“Grace is greater than my addiction. Grace is greater than my fear of dying,” he continues on through a list of various choices and circumstances that people have been thrust into. I found it refreshing that people were willing to raise their hands. Even more surprising, however, was the number of people who didn’t. I don’t know the names, but I have to say that a majority of the people simply did not raise their hands.
Nor did they point fingers. Kyle emotionally described the problem plaguing churches today: that people are persecuted because of their background, because of their circumstances, because of their past, who simply want to confess, who simply want to believe.
I came to understand why he was so upset when this verse was read aloud:
See to it that no one falls short of the grace of God and that no bitter root grows up to cause trouble and defile many.
Hebrews 12:15 (NIV)
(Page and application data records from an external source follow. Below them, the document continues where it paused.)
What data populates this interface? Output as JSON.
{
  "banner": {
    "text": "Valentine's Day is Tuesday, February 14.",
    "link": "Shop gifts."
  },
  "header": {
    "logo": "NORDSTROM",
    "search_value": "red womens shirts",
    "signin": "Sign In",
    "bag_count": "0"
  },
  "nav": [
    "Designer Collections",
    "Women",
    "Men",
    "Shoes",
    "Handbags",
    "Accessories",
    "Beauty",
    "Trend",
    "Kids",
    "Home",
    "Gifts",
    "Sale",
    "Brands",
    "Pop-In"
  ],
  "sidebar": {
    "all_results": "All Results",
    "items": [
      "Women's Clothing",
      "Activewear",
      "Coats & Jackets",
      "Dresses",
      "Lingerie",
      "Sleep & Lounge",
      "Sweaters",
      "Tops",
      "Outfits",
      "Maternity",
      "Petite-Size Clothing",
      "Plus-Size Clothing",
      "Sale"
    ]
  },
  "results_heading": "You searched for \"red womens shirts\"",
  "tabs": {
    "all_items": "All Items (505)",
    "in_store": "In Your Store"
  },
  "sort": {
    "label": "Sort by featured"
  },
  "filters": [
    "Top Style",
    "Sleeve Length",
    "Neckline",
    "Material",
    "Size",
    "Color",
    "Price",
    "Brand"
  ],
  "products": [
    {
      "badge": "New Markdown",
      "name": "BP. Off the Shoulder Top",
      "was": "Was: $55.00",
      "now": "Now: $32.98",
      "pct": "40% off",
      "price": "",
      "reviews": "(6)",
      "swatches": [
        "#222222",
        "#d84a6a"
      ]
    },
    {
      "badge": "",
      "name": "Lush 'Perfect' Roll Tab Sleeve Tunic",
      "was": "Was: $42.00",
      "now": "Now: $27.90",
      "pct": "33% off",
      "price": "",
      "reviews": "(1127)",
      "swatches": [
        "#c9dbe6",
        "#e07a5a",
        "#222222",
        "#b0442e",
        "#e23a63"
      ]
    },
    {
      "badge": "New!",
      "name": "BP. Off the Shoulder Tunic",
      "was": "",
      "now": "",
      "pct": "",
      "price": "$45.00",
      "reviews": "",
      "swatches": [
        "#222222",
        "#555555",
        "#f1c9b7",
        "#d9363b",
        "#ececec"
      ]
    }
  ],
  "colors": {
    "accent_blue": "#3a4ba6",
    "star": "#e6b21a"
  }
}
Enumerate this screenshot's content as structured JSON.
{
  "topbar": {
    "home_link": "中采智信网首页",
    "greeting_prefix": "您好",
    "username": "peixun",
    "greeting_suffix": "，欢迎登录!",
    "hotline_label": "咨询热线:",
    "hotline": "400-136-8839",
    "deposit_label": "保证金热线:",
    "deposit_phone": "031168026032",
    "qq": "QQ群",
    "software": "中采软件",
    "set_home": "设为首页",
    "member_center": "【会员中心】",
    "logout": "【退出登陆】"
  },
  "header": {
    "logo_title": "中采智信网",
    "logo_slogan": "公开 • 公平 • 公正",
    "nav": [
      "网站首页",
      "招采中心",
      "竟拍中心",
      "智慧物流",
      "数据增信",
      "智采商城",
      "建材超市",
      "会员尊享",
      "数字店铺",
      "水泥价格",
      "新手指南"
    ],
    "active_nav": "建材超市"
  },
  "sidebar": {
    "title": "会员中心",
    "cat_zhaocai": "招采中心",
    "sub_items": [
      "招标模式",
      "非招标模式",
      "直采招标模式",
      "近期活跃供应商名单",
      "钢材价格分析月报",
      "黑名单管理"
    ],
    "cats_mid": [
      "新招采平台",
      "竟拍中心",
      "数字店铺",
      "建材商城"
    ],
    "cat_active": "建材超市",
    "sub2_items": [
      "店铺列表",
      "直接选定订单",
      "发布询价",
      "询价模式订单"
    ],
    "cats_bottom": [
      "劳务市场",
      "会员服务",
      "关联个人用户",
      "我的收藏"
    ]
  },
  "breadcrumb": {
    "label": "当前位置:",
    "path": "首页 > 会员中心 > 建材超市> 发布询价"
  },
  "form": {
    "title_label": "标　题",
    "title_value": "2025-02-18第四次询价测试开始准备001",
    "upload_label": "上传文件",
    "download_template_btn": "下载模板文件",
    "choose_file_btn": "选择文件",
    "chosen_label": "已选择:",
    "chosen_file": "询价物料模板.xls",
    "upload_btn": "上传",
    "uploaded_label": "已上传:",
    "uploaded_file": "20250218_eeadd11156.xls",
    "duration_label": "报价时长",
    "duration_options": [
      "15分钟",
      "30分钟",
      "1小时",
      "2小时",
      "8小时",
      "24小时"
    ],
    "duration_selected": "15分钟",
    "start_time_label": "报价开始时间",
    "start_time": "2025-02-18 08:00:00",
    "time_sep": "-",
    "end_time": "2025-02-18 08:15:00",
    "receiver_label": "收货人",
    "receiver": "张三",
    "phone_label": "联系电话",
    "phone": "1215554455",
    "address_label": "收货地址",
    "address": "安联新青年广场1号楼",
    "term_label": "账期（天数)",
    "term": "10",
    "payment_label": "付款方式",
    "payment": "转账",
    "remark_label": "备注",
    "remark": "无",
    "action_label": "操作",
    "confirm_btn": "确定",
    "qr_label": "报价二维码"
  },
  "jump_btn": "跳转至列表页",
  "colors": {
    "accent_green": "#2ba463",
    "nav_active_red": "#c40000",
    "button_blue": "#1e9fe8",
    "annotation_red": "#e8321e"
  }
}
He also discussed how a certain person within a church wanted to expel a member from the congregation for his past. How a pregnant teen became the target for persecution within her own church. The hand raising exercise was to emphasize a point: that we are all here together and we have a choice. We can either accept what we are and admit that we too are imperfect, or we can point fingers at those who do and completely miss the point of experiencing grace.
“I like your Christ. I do not like your Christians. They are so unlike your Christ,” said Ghandi. He is referring to those who quote the Bible with the quickest of recall, yet fail to follow Christ in even the most basic of regards. I know it can be hard. I struggle with keeping my finger firmly seated on the steering wheel when an aggressive driver tests my patience. Everything inside of me wants to change this. I only hope that anyone reading this will decide to treat everyone with love and respect, regardless of their church affiliation or circumstance.
Don’t point fingers. When you are weak; when you have sinned; when you confess; when you are tempted; when you are going through a rough time; when everything seems to go wrong; when you have wrongly judged someone; when your heart feels cold; when all hope seems lost, remember that God’s grace is greater. Raise your hand.